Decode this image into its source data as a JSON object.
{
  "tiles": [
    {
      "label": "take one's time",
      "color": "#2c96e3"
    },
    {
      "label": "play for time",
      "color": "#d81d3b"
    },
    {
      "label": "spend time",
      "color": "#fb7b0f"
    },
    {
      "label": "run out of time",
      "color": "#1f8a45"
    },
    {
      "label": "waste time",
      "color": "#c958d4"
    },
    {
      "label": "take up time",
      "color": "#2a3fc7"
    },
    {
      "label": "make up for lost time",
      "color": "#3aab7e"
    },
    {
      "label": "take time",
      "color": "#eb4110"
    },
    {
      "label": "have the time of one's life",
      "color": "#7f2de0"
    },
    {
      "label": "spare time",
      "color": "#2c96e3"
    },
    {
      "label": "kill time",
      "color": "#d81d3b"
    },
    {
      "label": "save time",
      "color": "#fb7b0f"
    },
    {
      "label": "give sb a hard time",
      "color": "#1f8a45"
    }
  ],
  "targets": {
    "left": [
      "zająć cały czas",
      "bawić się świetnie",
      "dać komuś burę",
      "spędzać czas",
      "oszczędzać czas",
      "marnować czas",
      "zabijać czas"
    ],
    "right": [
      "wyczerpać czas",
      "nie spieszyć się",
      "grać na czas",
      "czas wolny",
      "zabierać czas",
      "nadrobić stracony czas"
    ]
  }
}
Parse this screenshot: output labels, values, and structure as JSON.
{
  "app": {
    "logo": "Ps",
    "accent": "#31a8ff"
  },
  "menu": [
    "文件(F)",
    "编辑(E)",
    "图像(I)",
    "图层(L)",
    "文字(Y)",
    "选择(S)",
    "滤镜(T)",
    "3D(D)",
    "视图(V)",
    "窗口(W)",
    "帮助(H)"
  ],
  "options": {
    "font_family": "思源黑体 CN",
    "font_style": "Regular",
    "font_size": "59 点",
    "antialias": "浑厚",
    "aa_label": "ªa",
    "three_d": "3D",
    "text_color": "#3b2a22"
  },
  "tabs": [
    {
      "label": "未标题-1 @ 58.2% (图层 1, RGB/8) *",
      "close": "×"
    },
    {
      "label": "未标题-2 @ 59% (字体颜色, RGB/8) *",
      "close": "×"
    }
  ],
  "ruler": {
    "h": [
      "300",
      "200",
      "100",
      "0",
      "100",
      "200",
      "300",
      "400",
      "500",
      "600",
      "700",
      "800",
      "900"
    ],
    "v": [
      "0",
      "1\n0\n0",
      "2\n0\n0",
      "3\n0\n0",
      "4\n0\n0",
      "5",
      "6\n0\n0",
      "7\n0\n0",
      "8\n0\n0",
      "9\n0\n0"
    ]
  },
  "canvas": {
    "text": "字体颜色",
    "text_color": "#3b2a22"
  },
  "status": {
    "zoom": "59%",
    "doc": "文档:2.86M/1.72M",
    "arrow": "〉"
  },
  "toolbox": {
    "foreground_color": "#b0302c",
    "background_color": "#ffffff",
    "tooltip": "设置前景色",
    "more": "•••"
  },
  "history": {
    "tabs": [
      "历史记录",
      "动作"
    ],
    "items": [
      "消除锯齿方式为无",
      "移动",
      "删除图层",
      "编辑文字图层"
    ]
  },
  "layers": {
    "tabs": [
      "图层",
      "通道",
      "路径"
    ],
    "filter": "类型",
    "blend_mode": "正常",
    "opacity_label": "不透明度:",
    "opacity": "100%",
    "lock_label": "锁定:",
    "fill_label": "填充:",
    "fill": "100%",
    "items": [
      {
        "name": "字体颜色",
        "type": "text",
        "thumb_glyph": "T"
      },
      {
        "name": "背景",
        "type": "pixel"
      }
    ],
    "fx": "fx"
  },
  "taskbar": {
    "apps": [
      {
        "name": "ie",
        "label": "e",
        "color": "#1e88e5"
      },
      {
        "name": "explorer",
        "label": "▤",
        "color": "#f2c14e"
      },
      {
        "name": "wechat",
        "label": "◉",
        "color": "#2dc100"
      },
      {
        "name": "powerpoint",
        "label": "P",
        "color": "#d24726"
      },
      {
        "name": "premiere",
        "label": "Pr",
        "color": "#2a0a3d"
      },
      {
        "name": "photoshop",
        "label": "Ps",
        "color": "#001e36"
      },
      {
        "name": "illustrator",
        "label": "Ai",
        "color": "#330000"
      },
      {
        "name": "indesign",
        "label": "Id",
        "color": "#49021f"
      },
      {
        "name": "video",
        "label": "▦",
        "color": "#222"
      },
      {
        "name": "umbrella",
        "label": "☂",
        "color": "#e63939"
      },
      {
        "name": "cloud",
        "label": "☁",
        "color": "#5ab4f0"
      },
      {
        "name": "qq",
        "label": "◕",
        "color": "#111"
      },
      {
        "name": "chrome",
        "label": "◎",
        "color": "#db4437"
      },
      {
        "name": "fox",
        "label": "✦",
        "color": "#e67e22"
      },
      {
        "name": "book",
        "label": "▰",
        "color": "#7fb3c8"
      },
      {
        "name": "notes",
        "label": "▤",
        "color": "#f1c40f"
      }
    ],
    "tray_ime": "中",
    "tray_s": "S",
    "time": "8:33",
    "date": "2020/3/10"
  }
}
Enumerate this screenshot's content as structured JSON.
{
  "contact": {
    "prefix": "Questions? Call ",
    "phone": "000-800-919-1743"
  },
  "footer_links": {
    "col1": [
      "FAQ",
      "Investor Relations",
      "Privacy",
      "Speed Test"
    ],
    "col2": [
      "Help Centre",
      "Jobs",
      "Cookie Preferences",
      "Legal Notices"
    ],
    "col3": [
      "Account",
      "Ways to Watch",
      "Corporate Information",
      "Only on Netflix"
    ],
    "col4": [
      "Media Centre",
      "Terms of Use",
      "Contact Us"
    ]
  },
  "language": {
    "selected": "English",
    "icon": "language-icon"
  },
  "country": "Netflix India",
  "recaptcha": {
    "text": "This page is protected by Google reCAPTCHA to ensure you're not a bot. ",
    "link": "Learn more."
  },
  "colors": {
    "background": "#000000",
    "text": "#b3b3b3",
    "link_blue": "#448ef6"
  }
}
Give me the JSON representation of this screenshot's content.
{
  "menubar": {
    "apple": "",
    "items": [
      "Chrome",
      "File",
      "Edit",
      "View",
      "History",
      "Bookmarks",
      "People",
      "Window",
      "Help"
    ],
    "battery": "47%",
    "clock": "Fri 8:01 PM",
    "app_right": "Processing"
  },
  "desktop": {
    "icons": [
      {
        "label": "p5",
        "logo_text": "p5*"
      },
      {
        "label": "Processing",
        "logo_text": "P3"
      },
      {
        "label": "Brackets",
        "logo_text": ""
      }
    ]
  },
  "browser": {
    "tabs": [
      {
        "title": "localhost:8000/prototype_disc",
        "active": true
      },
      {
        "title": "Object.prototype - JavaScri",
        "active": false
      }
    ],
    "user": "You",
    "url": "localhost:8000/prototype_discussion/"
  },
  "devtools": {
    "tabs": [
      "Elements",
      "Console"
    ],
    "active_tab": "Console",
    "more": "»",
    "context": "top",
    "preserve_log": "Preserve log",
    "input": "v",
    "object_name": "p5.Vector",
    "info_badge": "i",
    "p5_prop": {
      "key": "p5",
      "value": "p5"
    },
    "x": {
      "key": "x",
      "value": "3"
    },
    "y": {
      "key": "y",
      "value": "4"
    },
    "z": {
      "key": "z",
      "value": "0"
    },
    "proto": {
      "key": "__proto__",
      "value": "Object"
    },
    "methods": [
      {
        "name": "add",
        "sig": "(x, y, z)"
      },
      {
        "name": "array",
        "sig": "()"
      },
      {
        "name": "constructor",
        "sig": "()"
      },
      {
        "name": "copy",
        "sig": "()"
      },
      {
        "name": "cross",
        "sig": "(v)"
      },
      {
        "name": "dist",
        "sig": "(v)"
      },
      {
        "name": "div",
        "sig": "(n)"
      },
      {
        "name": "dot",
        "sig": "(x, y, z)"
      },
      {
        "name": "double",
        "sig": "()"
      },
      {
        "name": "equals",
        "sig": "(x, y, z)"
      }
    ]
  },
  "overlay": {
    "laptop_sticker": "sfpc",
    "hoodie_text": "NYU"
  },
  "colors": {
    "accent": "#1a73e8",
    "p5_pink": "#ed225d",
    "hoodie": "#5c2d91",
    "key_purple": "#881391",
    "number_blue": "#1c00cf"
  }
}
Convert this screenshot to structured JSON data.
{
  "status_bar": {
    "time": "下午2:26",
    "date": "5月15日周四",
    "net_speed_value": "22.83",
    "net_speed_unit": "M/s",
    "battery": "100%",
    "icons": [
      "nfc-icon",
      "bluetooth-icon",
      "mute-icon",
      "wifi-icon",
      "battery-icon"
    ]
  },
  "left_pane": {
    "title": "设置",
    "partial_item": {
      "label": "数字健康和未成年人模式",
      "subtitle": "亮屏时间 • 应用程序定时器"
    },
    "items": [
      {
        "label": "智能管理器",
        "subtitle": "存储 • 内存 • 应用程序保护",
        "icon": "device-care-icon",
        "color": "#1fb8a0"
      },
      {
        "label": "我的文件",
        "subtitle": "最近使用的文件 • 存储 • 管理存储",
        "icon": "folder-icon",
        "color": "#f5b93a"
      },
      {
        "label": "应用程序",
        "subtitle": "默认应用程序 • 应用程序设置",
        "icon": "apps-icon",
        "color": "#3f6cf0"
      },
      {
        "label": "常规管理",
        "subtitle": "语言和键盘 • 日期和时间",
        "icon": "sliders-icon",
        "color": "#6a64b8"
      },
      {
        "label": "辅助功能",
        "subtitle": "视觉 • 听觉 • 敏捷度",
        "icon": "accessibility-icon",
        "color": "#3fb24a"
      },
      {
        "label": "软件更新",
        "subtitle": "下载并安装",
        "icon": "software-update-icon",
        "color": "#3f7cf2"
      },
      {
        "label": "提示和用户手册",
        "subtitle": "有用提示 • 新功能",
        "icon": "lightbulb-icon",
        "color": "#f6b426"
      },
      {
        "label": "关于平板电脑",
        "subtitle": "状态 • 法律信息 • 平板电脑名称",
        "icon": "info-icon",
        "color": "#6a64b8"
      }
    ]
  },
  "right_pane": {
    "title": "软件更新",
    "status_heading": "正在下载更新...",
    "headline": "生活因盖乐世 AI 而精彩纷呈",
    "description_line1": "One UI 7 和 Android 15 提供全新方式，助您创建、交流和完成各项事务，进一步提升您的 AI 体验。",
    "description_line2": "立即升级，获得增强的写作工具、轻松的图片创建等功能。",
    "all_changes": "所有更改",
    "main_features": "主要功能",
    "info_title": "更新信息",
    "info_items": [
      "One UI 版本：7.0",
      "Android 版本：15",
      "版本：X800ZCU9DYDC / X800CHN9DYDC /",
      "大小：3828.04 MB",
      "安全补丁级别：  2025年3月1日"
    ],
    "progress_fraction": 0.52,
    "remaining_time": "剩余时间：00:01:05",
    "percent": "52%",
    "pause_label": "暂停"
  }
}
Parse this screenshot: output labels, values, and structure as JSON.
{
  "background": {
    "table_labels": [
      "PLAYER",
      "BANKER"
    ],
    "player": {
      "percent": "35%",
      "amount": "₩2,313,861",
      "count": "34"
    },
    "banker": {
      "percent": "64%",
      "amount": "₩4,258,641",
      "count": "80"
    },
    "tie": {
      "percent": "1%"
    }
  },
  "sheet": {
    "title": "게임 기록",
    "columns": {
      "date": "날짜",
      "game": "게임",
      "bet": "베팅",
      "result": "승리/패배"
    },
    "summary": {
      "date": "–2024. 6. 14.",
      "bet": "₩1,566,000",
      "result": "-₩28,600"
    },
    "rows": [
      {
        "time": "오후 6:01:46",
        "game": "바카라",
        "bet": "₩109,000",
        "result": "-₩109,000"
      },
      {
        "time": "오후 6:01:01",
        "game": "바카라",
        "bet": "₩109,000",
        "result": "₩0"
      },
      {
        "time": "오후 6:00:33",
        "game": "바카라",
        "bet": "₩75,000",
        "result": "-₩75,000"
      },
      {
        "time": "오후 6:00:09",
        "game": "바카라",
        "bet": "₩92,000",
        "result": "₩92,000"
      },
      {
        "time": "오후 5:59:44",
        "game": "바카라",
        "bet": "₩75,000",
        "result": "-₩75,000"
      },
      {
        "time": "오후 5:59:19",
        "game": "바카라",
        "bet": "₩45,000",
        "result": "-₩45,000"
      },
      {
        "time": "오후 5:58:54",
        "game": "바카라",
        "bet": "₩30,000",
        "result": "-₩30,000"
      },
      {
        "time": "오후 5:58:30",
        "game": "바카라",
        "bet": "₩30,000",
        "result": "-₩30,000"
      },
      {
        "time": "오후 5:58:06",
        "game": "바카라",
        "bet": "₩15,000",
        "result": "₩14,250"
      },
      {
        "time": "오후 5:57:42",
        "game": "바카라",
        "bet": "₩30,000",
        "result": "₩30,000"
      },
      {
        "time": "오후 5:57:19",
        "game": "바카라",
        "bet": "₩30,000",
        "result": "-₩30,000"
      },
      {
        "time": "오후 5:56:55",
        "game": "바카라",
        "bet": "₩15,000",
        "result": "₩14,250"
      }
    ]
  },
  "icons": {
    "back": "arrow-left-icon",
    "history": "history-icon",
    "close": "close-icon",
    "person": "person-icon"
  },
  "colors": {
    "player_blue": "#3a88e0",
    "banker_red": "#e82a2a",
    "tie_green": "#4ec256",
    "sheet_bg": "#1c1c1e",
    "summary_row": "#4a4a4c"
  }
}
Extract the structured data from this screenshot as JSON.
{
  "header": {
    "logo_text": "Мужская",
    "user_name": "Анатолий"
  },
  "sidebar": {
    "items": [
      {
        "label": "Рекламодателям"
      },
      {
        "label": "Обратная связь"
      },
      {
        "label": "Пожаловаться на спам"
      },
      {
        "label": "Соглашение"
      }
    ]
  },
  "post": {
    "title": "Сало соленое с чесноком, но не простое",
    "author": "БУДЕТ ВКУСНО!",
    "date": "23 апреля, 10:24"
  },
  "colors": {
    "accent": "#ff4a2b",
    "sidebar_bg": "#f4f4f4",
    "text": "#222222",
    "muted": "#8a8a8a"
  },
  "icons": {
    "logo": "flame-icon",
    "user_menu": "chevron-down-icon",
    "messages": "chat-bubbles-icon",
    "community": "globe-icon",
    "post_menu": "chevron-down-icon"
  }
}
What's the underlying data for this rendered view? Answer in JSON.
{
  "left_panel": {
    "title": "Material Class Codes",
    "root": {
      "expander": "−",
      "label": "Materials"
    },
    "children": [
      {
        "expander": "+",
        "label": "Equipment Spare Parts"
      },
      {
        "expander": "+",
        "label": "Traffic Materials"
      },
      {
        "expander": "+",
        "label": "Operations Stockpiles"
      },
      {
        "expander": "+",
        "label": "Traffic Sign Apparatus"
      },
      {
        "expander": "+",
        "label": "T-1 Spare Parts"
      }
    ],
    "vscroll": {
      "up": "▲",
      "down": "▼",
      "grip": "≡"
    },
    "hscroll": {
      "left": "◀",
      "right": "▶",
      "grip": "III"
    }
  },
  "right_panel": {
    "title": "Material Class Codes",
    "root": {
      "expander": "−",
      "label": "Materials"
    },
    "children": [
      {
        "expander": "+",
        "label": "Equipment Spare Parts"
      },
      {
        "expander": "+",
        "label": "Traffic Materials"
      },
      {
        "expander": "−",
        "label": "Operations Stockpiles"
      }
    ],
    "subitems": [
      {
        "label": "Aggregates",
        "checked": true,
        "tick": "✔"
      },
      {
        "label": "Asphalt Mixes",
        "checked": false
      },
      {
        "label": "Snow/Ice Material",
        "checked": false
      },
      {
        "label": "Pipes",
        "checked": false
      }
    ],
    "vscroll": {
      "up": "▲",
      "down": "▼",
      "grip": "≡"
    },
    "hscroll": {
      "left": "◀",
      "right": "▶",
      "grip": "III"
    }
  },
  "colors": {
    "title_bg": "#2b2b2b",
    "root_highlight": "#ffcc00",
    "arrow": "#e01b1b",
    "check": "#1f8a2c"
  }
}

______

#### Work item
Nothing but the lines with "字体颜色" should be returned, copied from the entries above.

#### Exercise result
      "label": "未标题-2 @ 59% (字体颜色, RGB/8) *",
    "text": "字体颜色",
        "name": "字体颜色",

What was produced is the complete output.